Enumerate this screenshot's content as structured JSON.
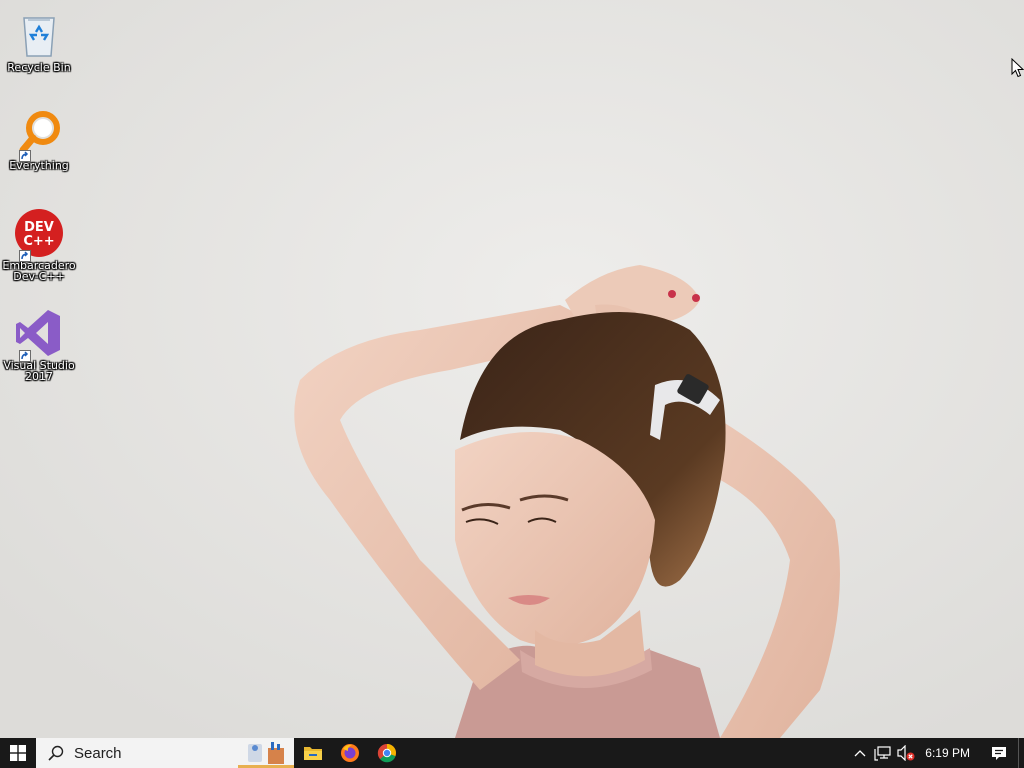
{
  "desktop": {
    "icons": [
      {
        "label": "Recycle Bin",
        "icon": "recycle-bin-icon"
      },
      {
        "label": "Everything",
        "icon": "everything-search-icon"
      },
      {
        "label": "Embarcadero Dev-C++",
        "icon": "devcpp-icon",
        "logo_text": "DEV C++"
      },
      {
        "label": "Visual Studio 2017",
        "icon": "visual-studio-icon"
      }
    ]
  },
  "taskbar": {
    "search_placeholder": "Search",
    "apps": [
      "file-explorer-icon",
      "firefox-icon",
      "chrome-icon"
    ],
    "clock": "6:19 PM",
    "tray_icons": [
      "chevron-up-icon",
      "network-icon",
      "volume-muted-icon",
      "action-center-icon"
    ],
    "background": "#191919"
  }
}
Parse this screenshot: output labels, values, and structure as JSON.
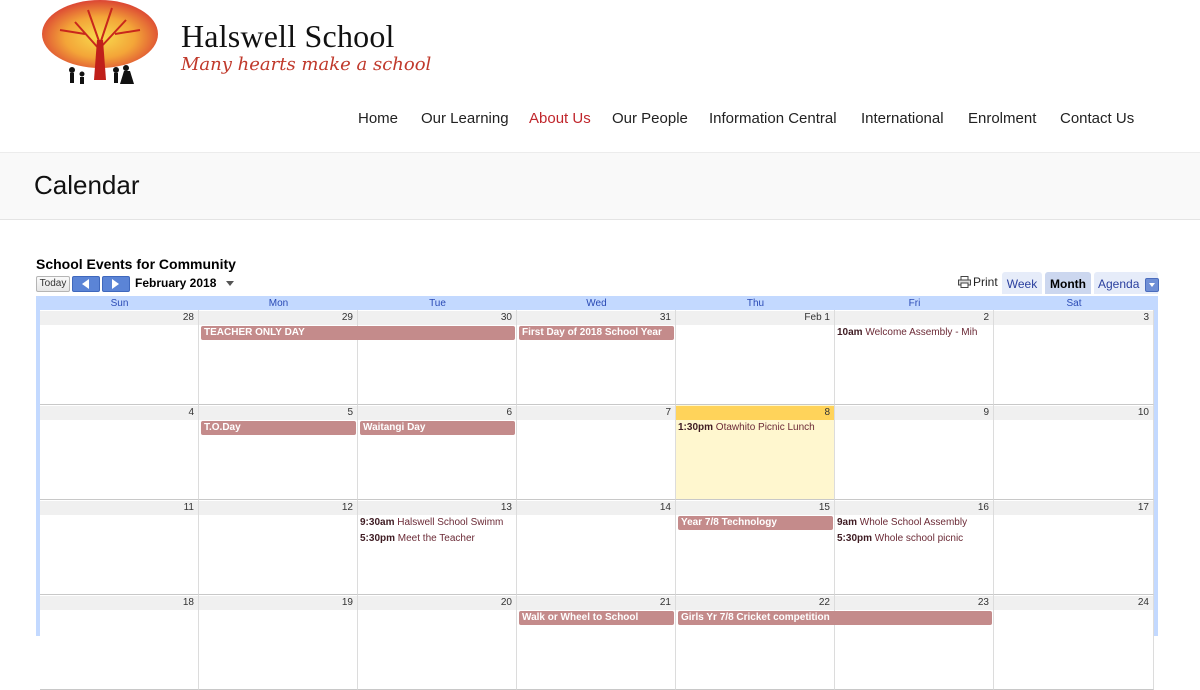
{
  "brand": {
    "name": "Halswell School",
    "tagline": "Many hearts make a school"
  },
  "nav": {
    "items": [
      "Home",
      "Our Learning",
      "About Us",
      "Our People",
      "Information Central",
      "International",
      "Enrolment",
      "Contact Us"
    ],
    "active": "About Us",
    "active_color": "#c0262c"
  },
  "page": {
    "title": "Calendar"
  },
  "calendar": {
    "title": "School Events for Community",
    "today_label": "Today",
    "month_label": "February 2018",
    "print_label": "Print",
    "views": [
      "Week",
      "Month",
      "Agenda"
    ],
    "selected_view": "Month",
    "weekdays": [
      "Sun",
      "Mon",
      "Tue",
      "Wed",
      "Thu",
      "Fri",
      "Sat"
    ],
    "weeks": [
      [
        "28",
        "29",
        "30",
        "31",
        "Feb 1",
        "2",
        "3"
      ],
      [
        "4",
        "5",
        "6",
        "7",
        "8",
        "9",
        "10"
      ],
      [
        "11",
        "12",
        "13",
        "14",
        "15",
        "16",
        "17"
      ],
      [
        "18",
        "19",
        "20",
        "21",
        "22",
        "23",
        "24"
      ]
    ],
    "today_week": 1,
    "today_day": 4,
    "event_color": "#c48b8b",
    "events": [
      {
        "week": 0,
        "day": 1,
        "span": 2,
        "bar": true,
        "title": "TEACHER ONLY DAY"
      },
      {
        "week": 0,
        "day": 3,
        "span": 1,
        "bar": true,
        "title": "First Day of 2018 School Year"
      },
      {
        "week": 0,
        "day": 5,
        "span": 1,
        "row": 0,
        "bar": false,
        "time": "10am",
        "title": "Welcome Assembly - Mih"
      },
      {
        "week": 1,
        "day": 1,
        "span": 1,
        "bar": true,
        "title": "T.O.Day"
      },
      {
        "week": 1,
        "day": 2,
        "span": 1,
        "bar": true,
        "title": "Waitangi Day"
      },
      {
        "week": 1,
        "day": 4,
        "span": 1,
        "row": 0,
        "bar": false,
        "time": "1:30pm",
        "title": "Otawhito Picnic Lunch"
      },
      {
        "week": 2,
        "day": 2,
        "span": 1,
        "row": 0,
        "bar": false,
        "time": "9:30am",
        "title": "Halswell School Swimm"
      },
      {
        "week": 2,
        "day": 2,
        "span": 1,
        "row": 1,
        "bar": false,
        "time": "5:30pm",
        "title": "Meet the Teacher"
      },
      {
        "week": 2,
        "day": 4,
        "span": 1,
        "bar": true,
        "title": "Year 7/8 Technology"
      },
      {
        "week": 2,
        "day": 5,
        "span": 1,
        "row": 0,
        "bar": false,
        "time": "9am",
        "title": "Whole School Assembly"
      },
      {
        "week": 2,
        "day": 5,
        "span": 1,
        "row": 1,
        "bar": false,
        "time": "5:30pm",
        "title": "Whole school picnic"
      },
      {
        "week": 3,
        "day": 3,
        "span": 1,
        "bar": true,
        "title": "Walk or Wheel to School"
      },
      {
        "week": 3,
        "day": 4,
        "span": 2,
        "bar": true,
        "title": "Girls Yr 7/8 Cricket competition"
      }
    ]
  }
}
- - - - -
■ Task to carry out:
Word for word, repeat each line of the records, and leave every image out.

■ Answer:
Enumerate this screenshot's content as structured JSON.
{
  "desktop": {
    "icons": [
      {
        "label": "Recycle Bin",
        "icon": "recycle-bin-icon"
      },
      {
        "label": "Everything",
        "icon": "everything-search-icon"
      },
      {
        "label": "Embarcadero Dev-C++",
        "icon": "devcpp-icon",
        "logo_text": "DEV C++"
      },
      {
        "label": "Visual Studio 2017",
        "icon": "visual-studio-icon"
      }
    ]
  },
  "taskbar": {
    "search_placeholder": "Search",
    "apps": [
      "file-explorer-icon",
      "firefox-icon",
      "chrome-icon"
    ],
    "clock": "6:19 PM",
    "tray_icons": [
      "chevron-up-icon",
      "network-icon",
      "volume-muted-icon",
      "action-center-icon"
    ],
    "background": "#191919"
  }
}
Parse this screenshot: output labels, values, and structure as JSON.
{
  "brand": {
    "name": "Halswell School",
    "tagline": "Many hearts make a school"
  },
  "nav": {
    "items": [
      "Home",
      "Our Learning",
      "About Us",
      "Our People",
      "Information Central",
      "International",
      "Enrolment",
      "Contact Us"
    ],
    "active": "About Us",
    "active_color": "#c0262c"
  },
  "page": {
    "title": "Calendar"
  },
  "calendar": {
    "title": "School Events for Community",
    "today_label": "Today",
    "month_label": "February 2018",
    "print_label": "Print",
    "views": [
      "Week",
      "Month",
      "Agenda"
    ],
    "selected_view": "Month",
    "weekdays": [
      "Sun",
      "Mon",
      "Tue",
      "Wed",
      "Thu",
      "Fri",
      "Sat"
    ],
    "weeks": [
      [
        "28",
        "29",
        "30",
        "31",
        "Feb 1",
        "2",
        "3"
      ],
      [
        "4",
        "5",
        "6",
        "7",
        "8",
        "9",
        "10"
      ],
      [
        "11",
        "12",
        "13",
        "14",
        "15",
        "16",
        "17"
      ],
      [
        "18",
        "19",
        "20",
        "21",
        "22",
        "23",
        "24"
      ]
    ],
    "today_week": 1,
    "today_day": 4,
    "event_color": "#c48b8b",
    "events": [
      {
        "week": 0,
        "day": 1,
        "span": 2,
        "bar": true,
        "title": "TEACHER ONLY DAY"
      },
      {
        "week": 0,
        "day": 3,
        "span": 1,
        "bar": true,
        "title": "First Day of 2018 School Year"
      },
      {
        "week": 0,
        "day": 5,
        "span": 1,
        "row": 0,
        "bar": false,
        "time": "10am",
        "title": "Welcome Assembly - Mih"
      },
      {
        "week": 1,
        "day": 1,
        "span": 1,
        "bar": true,
        "title": "T.O.Day"
      },
      {
        "week": 1,
        "day": 2,
        "span": 1,
        "bar": true,
        "title": "Waitangi Day"
      },
      {
        "week": 1,
        "day": 4,
        "span": 1,
        "row": 0,
        "bar": false,
        "time": "1:30pm",
        "title": "Otawhito Picnic Lunch"
      },
      {
        "week": 2,
        "day": 2,
        "span": 1,
        "row": 0,
        "bar": false,
        "time": "9:30am",
        "title": "Halswell School Swimm"
      },
      {
        "week": 2,
        "day": 2,
        "span": 1,
        "row": 1,
        "bar": false,
        "time": "5:30pm",
        "title": "Meet the Teacher"
      },
      {
        "week": 2,
        "day": 4,
        "span": 1,
        "bar": true,
        "title": "Year 7/8 Technology"
      },
      {
        "week": 2,
        "day": 5,
        "span": 1,
        "row": 0,
        "bar": false,
        "time": "9am",
        "title": "Whole School Assembly"
      },
      {
        "week": 2,
        "day": 5,
        "span": 1,
        "row": 1,
        "bar": false,
        "time": "5:30pm",
        "title": "Whole school picnic"
      },
      {
        "week": 3,
        "day": 3,
        "span": 1,
        "bar": true,
        "title": "Walk or Wheel to School"
      },
      {
        "week": 3,
        "day": 4,
        "span": 2,
        "bar": true,
        "title": "Girls Yr 7/8 Cricket competition"
      }
    ]
  }
}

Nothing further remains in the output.